As the saying goes, don’t look a gift horse in the mouth. So pardon me while I throw proverbial wisdom out the window.
Yesterday afternoon, the Yanks’ first fifth starter – one of the three they have in their rotation – took the mound against the Mets, and by a baseball fan’s standard accounting, he had himself a pretty decent outing. Darrell Rasner, coming off a few shaky starts, labored through five innings and left the game down 2-0 in the fifth. That’s a completely acceptable line from one of the many back-end starters on the Yanks, right?
Well, sure, if you don’t look too closely.
On the day, Rasner allowed eight hits and walked three in five innings. The Mets’ inability to get that one big hit kept him and the Yankees in the game longer than anyone would expect with those numbers. And therein lies the rub. While more than two base runners an inning won’t kill a pitcher against the relatively punchless Mets, Rasner won’t always be so lucky, and many of the better AL teams would light him up.
Every time Rasner heads out to the mound, the Yankees are walking a tightrope of inevitability, and in June, the wheels came off in a big way. On the month, Rasner was 1-5 with a 6.47 ERA in six starts. He allowed 58 baserunners in 32 innings for a WHIP of 1.81 and lost to such powerhouses as the Royals, Pirates and A’s.

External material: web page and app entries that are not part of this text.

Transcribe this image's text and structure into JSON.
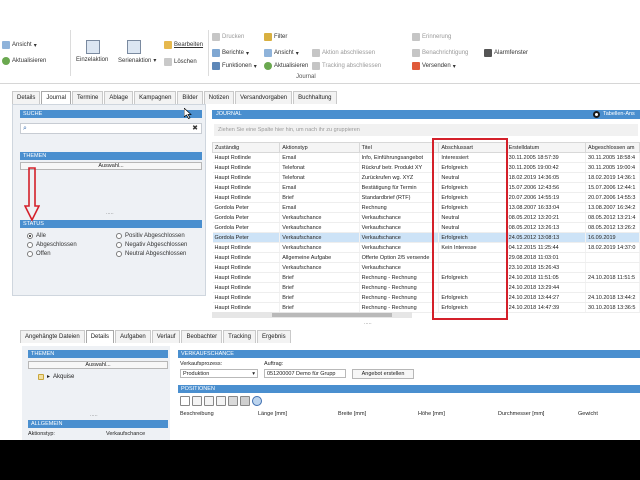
{
  "ribbon": {
    "left_items": [
      "Ansicht",
      "Aktualisieren"
    ],
    "einzelaktion": "Einzelaktion",
    "serienaktion": "Serienaktion",
    "bearbeiten": "Bearbeiten",
    "loeschen": "Löschen",
    "drucken": "Drucken",
    "berichte": "Berichte",
    "funktionen": "Funktionen",
    "filter": "Filter",
    "ansicht2": "Ansicht",
    "aktualisieren2": "Aktualisieren",
    "aktion_abschliessen": "Aktion abschliessen",
    "tracking_abschliessen": "Tracking abschliessen",
    "erinnerung": "Erinnerung",
    "benachrichtigung": "Benachrichtigung",
    "versenden": "Versenden",
    "alarmfenster": "Alarmfenster",
    "group_journal": "Journal"
  },
  "tabs": [
    "Details",
    "Journal",
    "Termine",
    "Ablage",
    "Kampagnen",
    "Bilder",
    "Notizen",
    "Versandvorgaben",
    "Buchhaltung"
  ],
  "left_panel": {
    "suche": "SUCHE",
    "themen": "THEMEN",
    "auswahl": "Auswahl...",
    "status": "STATUS",
    "radios": [
      {
        "label": "Alle",
        "on": true
      },
      {
        "label": "Abgeschlossen",
        "on": false
      },
      {
        "label": "Offen",
        "on": false
      },
      {
        "label": "Positiv Abgeschlossen",
        "on": false
      },
      {
        "label": "Negativ Abgeschlossen",
        "on": false
      },
      {
        "label": "Neutral Abgeschlossen",
        "on": false
      }
    ]
  },
  "journal": {
    "title": "JOURNAL",
    "tabellen": "Tabellen-Ans",
    "group_hint": "Ziehen Sie eine Spalte hier hin, um nach ihr zu gruppieren",
    "columns": [
      "Zuständig",
      "Aktionstyp",
      "Titel",
      "Abschlussart",
      "Erstelldatum",
      "Abgeschlossen am"
    ],
    "rows": [
      [
        "Haupt Rotlinde",
        "Email",
        "Info, Einführungsangebot",
        "Interessiert",
        "30.11.2005 18:57:39",
        "30.11.2005 18:58:4"
      ],
      [
        "Haupt Rotlinde",
        "Telefonat",
        "Rückruf betr. Produkt XY",
        "Erfolgreich",
        "30.11.2005 19:00:42",
        "30.11.2005 19:00:4"
      ],
      [
        "Haupt Rotlinde",
        "Telefonat",
        "Zurückrufen wg. XYZ",
        "Neutral",
        "18.02.2019 14:36:05",
        "18.02.2019 14:36:1"
      ],
      [
        "Haupt Rotlinde",
        "Email",
        "Bestätigung für Termin",
        "Erfolgreich",
        "15.07.2006 12:43:56",
        "15.07.2006 12:44:1"
      ],
      [
        "Haupt Rotlinde",
        "Brief",
        "Standardbrief (RTF)",
        "Erfolgreich",
        "20.07.2006 14:55:19",
        "20.07.2006 14:55:3"
      ],
      [
        "Gordola Peter",
        "Email",
        "Rechnung",
        "Erfolgreich",
        "13.08.2007 16:33:04",
        "13.08.2007 16:34:2"
      ],
      [
        "Gordola Peter",
        "Verkaufschance",
        "Verkaufschance",
        "Neutral",
        "08.05.2012 13:20:21",
        "08.05.2012 13:21:4"
      ],
      [
        "Gordola Peter",
        "Verkaufschance",
        "Verkaufschance",
        "Neutral",
        "08.05.2012 13:26:13",
        "08.05.2012 13:26:2"
      ],
      [
        "Gordola Peter",
        "Verkaufschance",
        "Verkaufschance",
        "Erfolgreich",
        "24.05.2012 13:08:13",
        "16.09.2019"
      ],
      [
        "Haupt Rotlinde",
        "Verkaufschance",
        "Verkaufschance",
        "Kein Interesse",
        "04.12.2015 11:25:44",
        "18.02.2019 14:37:0"
      ],
      [
        "Haupt Rotlinde",
        "Allgemeine Aufgabe",
        "Offerte Option 2/5 versende",
        "",
        "29.08.2018 11:03:01",
        ""
      ],
      [
        "Haupt Rotlinde",
        "Verkaufschance",
        "Verkaufschance",
        "",
        "23.10.2018 15:26:43",
        ""
      ],
      [
        "Haupt Rotlinde",
        "Brief",
        "Rechnung - Rechnung",
        "Erfolgreich",
        "24.10.2018 11:51:05",
        "24.10.2018 11:51:5"
      ],
      [
        "Haupt Rotlinde",
        "Brief",
        "Rechnung - Rechnung",
        "",
        "24.10.2018 13:29:44",
        ""
      ],
      [
        "Haupt Rotlinde",
        "Brief",
        "Rechnung - Rechnung",
        "Erfolgreich",
        "24.10.2018 13:44:27",
        "24.10.2018 13:44:2"
      ],
      [
        "Haupt Rotlinde",
        "Brief",
        "Rechnung - Rechnung",
        "Erfolgreich",
        "24.10.2018 14:47:39",
        "30.10.2018 13:36:5"
      ]
    ]
  },
  "bottom_tabs": [
    "Angehängte Dateien",
    "Details",
    "Aufgaben",
    "Verlauf",
    "Beobachter",
    "Tracking",
    "Ergebnis"
  ],
  "bottom_left": {
    "themen": "THEMEN",
    "auswahl": "Auswahl...",
    "akquise": "Akquise",
    "allgemein": "ALLGEMEIN",
    "aktionstyp_label": "Aktionstyp:",
    "aktionstyp_value": "Verkaufschance"
  },
  "bottom_right": {
    "verkaufschance": "VERKAUFSCHANCE",
    "verkaufsprozess_label": "Verkaufsprozess:",
    "verkaufsprozess_value": "Produktion",
    "auftrag_label": "Auftrag:",
    "auftrag_value": "051200007 Demo für Grupp",
    "angebot_button": "Angebot erstellen",
    "positionen": "POSITIONEN",
    "pos_columns": [
      "Beschreibung",
      "Länge [mm]",
      "Breite [mm]",
      "Höhe [mm]",
      "Durchmesser [mm]",
      "Gewicht"
    ]
  }
}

But through thick and thin right now, the Yankees are stuck with Rasner. While the team would be okay relying on him as a fifth starter behind four other top-line pitchers, the reality is that the Yanks have three good starters and a gaping hole at the end. Here, we see the lasting impact of Chien-Ming Wang‘s and Phil Hughes‘ injuries. Here, we see how the Yanks are getting burned by Ian Kennedy’s ineffectiveness and the Yankees’ brass challenge to him to pitch his way back through the system. With these breaks, the Yanks are relying on a collection of fifth starters – Rasner, Sidney Ponson, Dan Giese – to fill two rotation spots for the time being.

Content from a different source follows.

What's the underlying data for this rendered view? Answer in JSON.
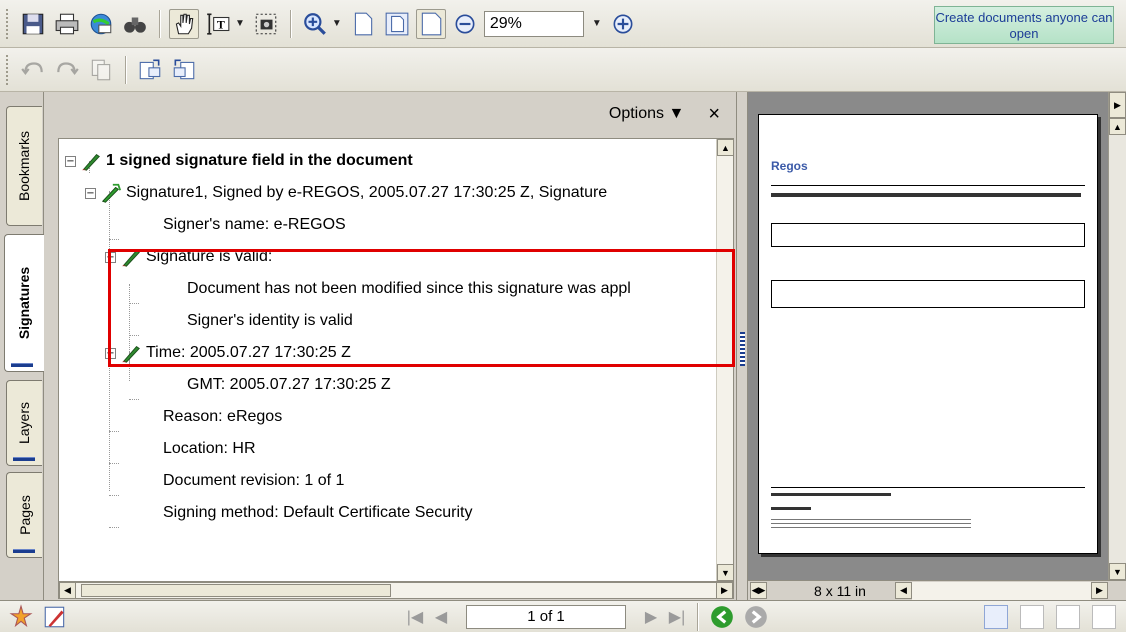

On Friday, the Yanks saw Ponson go through the same high wire act. He pitched six scoreless innings but had put on nine baserunners in the game’s first four innings. I hate to rock the proverbial boat when the results belie the outcome, but the Yanks can’t expect to see themselves in close games if their back-end starters are allowing two or more opposing hitters to reach base each innings. That’s just playing with fire. Other than keeping their collective fingers crossed, the Yanks better come up with a solution and fast. They can easily overcome a 5.5 game deficit, but they can’t afford to watch more ground slip away.
And speaking of rocking the boat…
Today’s lineup was something of a mystery, and as Mike said to me this afternoon, is anyone surprised that the Yanks managed to score just one run?
The Yanks, facing a lefty tough on lefties, put up one of their worst lineups of the season. The outfield featured Justin Christian; the infield Wilson Betemit and Jose Molina. Missing were three of the team’s hottest hitters: Robinson Cano (10 for his last 22 with 2 HR), Bobby Abreu (11 for his last 23 but 0 for 10 against Perez) and Jason Giambi (8 for his last 23). Sitting this lefty triumvirate hurt the team. While I know Joe Girardi didn’t want to see his lefty bats flailing against a tough southpaw, perhaps that was a boat better left unrocked and a close game lost that could have been won.
A promotion but what demotion?
According to The Times and Democrat, a local paper from South Carolina, Brett Gardner has been called up to the Bronx. He will be in uniform for tonight’s Yankees-Rangers game. I don’t yet know what the corresponding roster move will be. We’ll have an update when we know.